The bill has two more stops to make. An amendment has been written to put the language back in the bill. The WCEs and the insurance industry lobby are working hard to prevent that language from being put back in the bill. I would suggest that everyone who believes that we should be included in the list of approved inspectors that can complete wind mitigation inspections as noted in FS 627.711 should be calling, emailing, and personally visiting Senator Bennett’s office and respectfully ask him to put the language back in the bill and to do the right thing and stand up to the special interests.

All, HB-713 just passed through its last committee stop with a favorable vote. Representative Workman changed language in the bill to allow contractors who are also home inspectors to offer repairs on homes that they inspect. As you know, this is a direct violation of all professional inspector associations’ codes of ethics. This amendment by Rep. Workman effectively creates two sets of rules in the home inspector license- one set of rules for the professional home inspector that abides by industry standard code of ethics and another set of rules for the home inspector/contractor that does not abide by a code of ethics. This amendment will harm our profession and will surely harm the consumer that the law was allegely designed to protect. This amendment will legally sanction contractor/home inspectors to offer loss leader home inspections and then make up the fee on the back end with repair work. This will surely harm professional inspection firms that abide by industry standard ethics principles.

None of them are NACHI members right ! Right

I really wonder if this will be a problem, we have many contractor/home inspectors doing repairs such as new roofs, pool cages, radon mitigation etc and they charge the same as the other local home inspectors. Some are NACHI members and some are not but most belong to a national home inspector assoc. I agree it is unethical, but it has been going on for years here in SW FL.

Guess we will find out.

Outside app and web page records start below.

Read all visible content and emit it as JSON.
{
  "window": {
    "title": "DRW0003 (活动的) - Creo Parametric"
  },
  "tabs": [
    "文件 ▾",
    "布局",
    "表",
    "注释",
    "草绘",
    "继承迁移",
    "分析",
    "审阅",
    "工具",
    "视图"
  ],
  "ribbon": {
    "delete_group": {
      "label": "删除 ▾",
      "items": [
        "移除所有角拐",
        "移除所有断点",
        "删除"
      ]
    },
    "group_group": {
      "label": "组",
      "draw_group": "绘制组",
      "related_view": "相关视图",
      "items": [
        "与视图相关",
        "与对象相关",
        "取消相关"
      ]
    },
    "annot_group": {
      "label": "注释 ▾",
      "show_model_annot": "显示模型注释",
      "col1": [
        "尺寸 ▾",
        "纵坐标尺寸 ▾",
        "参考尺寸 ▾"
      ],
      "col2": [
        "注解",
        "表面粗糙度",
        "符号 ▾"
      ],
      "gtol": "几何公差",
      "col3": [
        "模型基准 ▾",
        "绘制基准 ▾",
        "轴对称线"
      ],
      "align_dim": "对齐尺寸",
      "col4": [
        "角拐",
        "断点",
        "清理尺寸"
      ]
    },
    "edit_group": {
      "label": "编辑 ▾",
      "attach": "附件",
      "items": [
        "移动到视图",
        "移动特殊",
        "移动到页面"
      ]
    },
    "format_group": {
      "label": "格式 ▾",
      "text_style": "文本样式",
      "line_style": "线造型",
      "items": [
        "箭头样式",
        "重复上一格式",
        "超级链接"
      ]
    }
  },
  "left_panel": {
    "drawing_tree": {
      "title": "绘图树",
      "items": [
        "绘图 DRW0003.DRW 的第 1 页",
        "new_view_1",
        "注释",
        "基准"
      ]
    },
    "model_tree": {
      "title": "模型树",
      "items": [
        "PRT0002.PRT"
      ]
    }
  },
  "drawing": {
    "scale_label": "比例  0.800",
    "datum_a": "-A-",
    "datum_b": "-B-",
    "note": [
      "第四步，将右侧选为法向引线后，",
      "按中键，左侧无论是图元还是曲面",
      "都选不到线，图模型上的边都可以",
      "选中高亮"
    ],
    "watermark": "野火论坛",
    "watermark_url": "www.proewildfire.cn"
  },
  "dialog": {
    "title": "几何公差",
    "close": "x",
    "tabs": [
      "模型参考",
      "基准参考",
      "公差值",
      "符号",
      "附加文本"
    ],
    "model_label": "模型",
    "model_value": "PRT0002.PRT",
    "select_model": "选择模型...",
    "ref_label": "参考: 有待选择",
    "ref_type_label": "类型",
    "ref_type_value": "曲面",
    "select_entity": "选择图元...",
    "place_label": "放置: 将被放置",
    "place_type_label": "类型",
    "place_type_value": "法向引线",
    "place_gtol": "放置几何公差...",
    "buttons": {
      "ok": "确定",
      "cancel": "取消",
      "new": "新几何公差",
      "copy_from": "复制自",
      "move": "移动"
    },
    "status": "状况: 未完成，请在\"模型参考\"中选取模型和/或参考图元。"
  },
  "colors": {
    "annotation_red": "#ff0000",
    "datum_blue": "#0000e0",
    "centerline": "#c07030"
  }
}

It may in fact be going on now. The difference being that this provision in Rep. Workmans’ bill HB 713 will legally sanction that activity when all professional inspector associations as well as most all other states that have home inspectors licensing laws specifically prohibit repairs by inspectors on the same home that they inspect due to the obvious potential for a conflict. If these contractor/inspectors you speak of are members of NACHI or any other professional association and are offering repairs on homes that they inspect, then they are violating ethics standards that they have agreed to abide by and should be reported to their respective associations.